Finally full, the tiger says, “Thank you for my nice tea. I think I’d better go now.” And he does. As an uninvited guest with whiskers and a tail, he’s like a more polite Cat in the Hat, though unlike the Cat he doesn’t clean up after himself, leaving the messy kitchen to Sophie and her mom. No one seems too upset. Dad comes home from work, the family goes out to a café for dinner, and the next day they buy a big tin of tiger food in case their new striped acquaintance comes to tea again. Does he? You’ll have to read it yourself.

The Tiger Who Came to Tea was first published in 1968. (Readers interested in fashion will appreciate Sophie’s mod checkered tights.) The author-illustrator was Judith Kerr, who based the book’s kitchen on her real-life kitchen, with its yellow laminated cabinets and countertops, which she had installed in her London home after she and her family moved there, in 1962. Kerr died two years ago, at the age of 95, and in all that time she never changed the kitchen. “She hated extravagance for its own sake,” her son recently told The Times of London. “If it still worked, she kept it.” She was as practical about appliances and such as her characters are about tigers.

Kerr’s house was recently sold, but not before her kitchen was taken out intact and donated to Britain’s National Centre for Children’s Books, a museum and archive that’s also known as Seven Stories. (It’s located in Newcastle upon Tyne, in northern England.) The kitchen will open for tea this fall, though visitors will have to show un-tiger-like restraint amid Kerr’s cupboards and counters. “We won’t have people clambering over them,” the museum’s collections director told The Times, “but we will give them somewhere to sit and have their tea and cookies.”

A blue-ringed octopus casts an otherworldly glow in the waters off Mindoro, in the Philippines.
Dan Harris and Frank DeAngelo’s Limo-Jet in all its red and shiny glory.

Often while taxiing on the tarmac I find myself wondering whether the 747 I’m buckled within is capable of cutting a left off the runway, barreling through the chain-link fence, and cruising off down the freeway like any old car out there on the blacktop. Ostensibly it could, right? Am I the only one who’s thought this?

Apparently, it could—and I’m not the only one.

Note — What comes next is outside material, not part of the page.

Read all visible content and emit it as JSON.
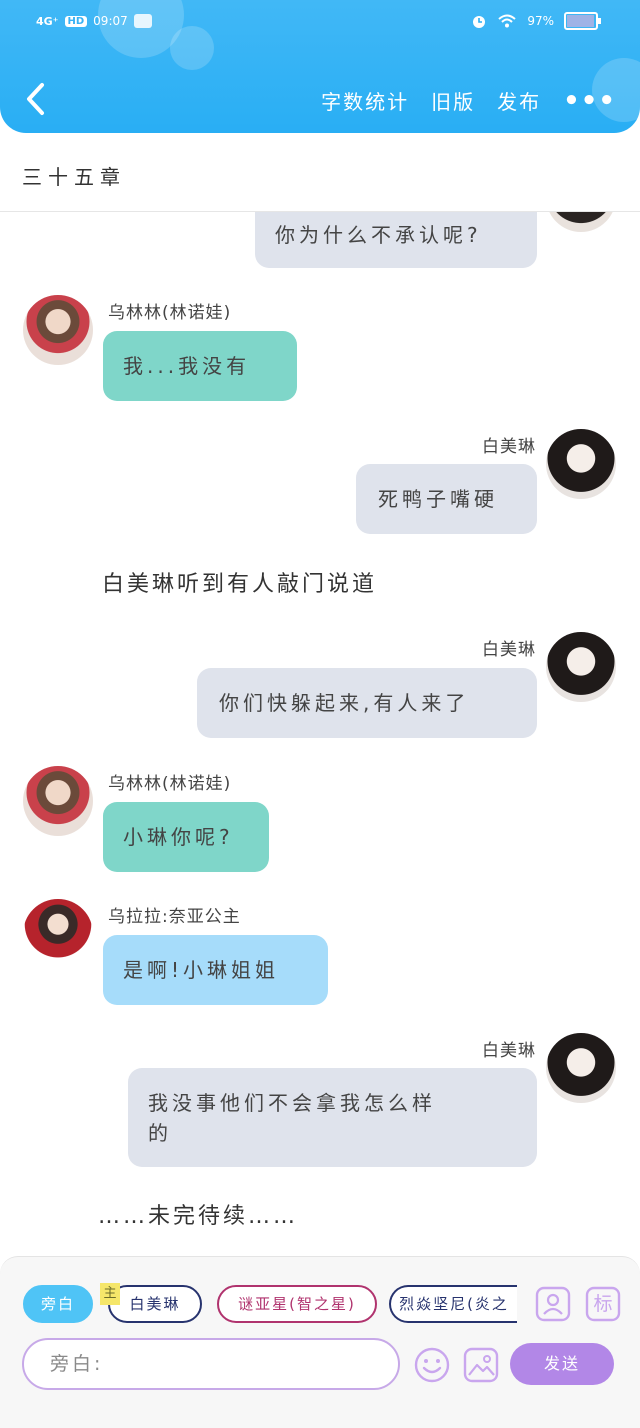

Back in 2005, Dan Harris and Frank DeAngelo, designers with a background in manufacturing eccentric custom limousines, got the idea to create just that: an airplane that can hit the streets without fear of the National Guard blockading the interstate. (There’s this thing called “street legal,” which a 747 is not, sadly.) Some 40,000 hours and about a million dollars later came the Limo-Jet, which is exactly what it sounds like: part limo, part jet. And it’s street-legal to boot.

Harris and DeAngelo replaced the vehicle’s jet-turbine engines with large speakers.

The Limo-Jet is mostly a limousine—it can’t fly anymore—but it began its life in the skies. Starting with the fuselage of an old Learjet, Harris and DeAngelo clipped its wings, gutted its turbines, and filled it with enough lights, flat-screen inches, and speaker wattage to rattle the glitziest of nightclubs. The Limo-Jet was finally unveiled in 2018.

At 42 feet long and 18 seats strong, the Limo-Jet is a fearsome beast of fun. It was also a ferocious animal to revitalize—a steel frame had to be custom-designed to support the weight of the fuselage (it is an entire airplane, after all), and a matching suspension, drivetrain, and electrical system had to be developed from scratch. From there the designers incorporated a slew of further customized parts, along with Frankensteining components from cars and trucks, to bring the project to glorious fruition.

Call it brilliant or call it just plain dumb, but, kids, the Limo-Jet can be yours next month when it hits the block at the Indy 2021 car auctions. Ask your parents!